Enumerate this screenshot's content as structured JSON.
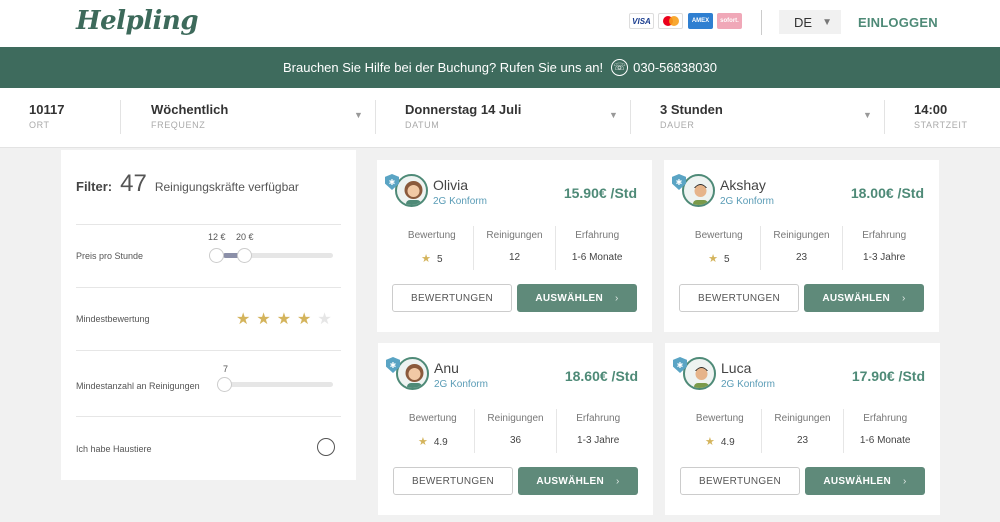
{
  "header": {
    "logo": "Helpling",
    "payments": [
      "visa-icon",
      "mastercard-icon",
      "amex-icon",
      "sofort-icon"
    ],
    "payment_labels": {
      "visa": "VISA",
      "amex": "AMEX",
      "sofort": "sofort."
    },
    "language": "DE",
    "login": "EINLOGGEN"
  },
  "banner": {
    "text": "Brauchen Sie Hilfe bei der Buchung? Rufen Sie uns an!",
    "phone": "030-56838030"
  },
  "search": {
    "ort": {
      "value": "10117",
      "label": "ORT"
    },
    "frequenz": {
      "value": "Wöchentlich",
      "label": "FREQUENZ"
    },
    "datum": {
      "value": "Donnerstag 14 Juli",
      "label": "DATUM"
    },
    "dauer": {
      "value": "3 Stunden",
      "label": "DAUER"
    },
    "startzeit": {
      "value": "14:00",
      "label": "STARTZEIT"
    }
  },
  "filter": {
    "title": "Filter:",
    "count": "47",
    "count_label": "Reinigungskräfte verfügbar",
    "price_label": "Preis pro Stunde",
    "price_min": "12 €",
    "price_max": "20 €",
    "rating_label": "Mindestbewertung",
    "rating_value": 4,
    "rating_max": 5,
    "cleanings_label": "Mindestanzahl an Reinigungen",
    "cleanings_value": "7",
    "pets_label": "Ich habe Haustiere"
  },
  "colors": {
    "accent": "#4e8a77",
    "banner": "#3e6b5d",
    "button": "#5f8a7a",
    "star": "#d4b45c",
    "badge": "#5aa4c4"
  },
  "cleaners": [
    {
      "name": "Olivia",
      "conformity": "2G Konform",
      "price": "15.90€ /Std",
      "rating": "5",
      "cleanings": "12",
      "experience": "1-6 Monate",
      "avatar": "female"
    },
    {
      "name": "Akshay",
      "conformity": "2G Konform",
      "price": "18.00€ /Std",
      "rating": "5",
      "cleanings": "23",
      "experience": "1-3 Jahre",
      "avatar": "male"
    },
    {
      "name": "Anu",
      "conformity": "2G Konform",
      "price": "18.60€ /Std",
      "rating": "4.9",
      "cleanings": "36",
      "experience": "1-3 Jahre",
      "avatar": "female"
    },
    {
      "name": "Luca",
      "conformity": "2G Konform",
      "price": "17.90€ /Std",
      "rating": "4.9",
      "cleanings": "23",
      "experience": "1-6 Monate",
      "avatar": "male"
    }
  ],
  "card_labels": {
    "rating": "Bewertung",
    "cleanings": "Reinigungen",
    "experience": "Erfahrung",
    "reviews_button": "BEWERTUNGEN",
    "select_button": "AUSWÄHLEN"
  }
}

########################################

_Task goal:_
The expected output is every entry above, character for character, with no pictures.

_Solution below:_
Enumerate this screenshot's content as structured JSON.
{
  "header": {
    "logo": "Helpling",
    "payments": [
      "visa-icon",
      "mastercard-icon",
      "amex-icon",
      "sofort-icon"
    ],
    "payment_labels": {
      "visa": "VISA",
      "amex": "AMEX",
      "sofort": "sofort."
    },
    "language": "DE",
    "login": "EINLOGGEN"
  },
  "banner": {
    "text": "Brauchen Sie Hilfe bei der Buchung? Rufen Sie uns an!",
    "phone": "030-56838030"
  },
  "search": {
    "ort": {
      "value": "10117",
      "label": "ORT"
    },
    "frequenz": {
      "value": "Wöchentlich",
      "label": "FREQUENZ"
    },
    "datum": {
      "value": "Donnerstag 14 Juli",
      "label": "DATUM"
    },
    "dauer": {
      "value": "3 Stunden",
      "label": "DAUER"
    },
    "startzeit": {
      "value": "14:00",
      "label": "STARTZEIT"
    }
  },
  "filter": {
    "title": "Filter:",
    "count": "47",
    "count_label": "Reinigungskräfte verfügbar",
    "price_label": "Preis pro Stunde",
    "price_min": "12 €",
    "price_max": "20 €",
    "rating_label": "Mindestbewertung",
    "rating_value": 4,
    "rating_max": 5,
    "cleanings_label": "Mindestanzahl an Reinigungen",
    "cleanings_value": "7",
    "pets_label": "Ich habe Haustiere"
  },
  "colors": {
    "accent": "#4e8a77",
    "banner": "#3e6b5d",
    "button": "#5f8a7a",
    "star": "#d4b45c",
    "badge": "#5aa4c4"
  },
  "cleaners": [
    {
      "name": "Olivia",
      "conformity": "2G Konform",
      "price": "15.90€ /Std",
      "rating": "5",
      "cleanings": "12",
      "experience": "1-6 Monate",
      "avatar": "female"
    },
    {
      "name": "Akshay",
      "conformity": "2G Konform",
      "price": "18.00€ /Std",
      "rating": "5",
      "cleanings": "23",
      "experience": "1-3 Jahre",
      "avatar": "male"
    },
    {
      "name": "Anu",
      "conformity": "2G Konform",
      "price": "18.60€ /Std",
      "rating": "4.9",
      "cleanings": "36",
      "experience": "1-3 Jahre",
      "avatar": "female"
    },
    {
      "name": "Luca",
      "conformity": "2G Konform",
      "price": "17.90€ /Std",
      "rating": "4.9",
      "cleanings": "23",
      "experience": "1-6 Monate",
      "avatar": "male"
    }
  ],
  "card_labels": {
    "rating": "Bewertung",
    "cleanings": "Reinigungen",
    "experience": "Erfahrung",
    "reviews_button": "BEWERTUNGEN",
    "select_button": "AUSWÄHLEN"
  }
}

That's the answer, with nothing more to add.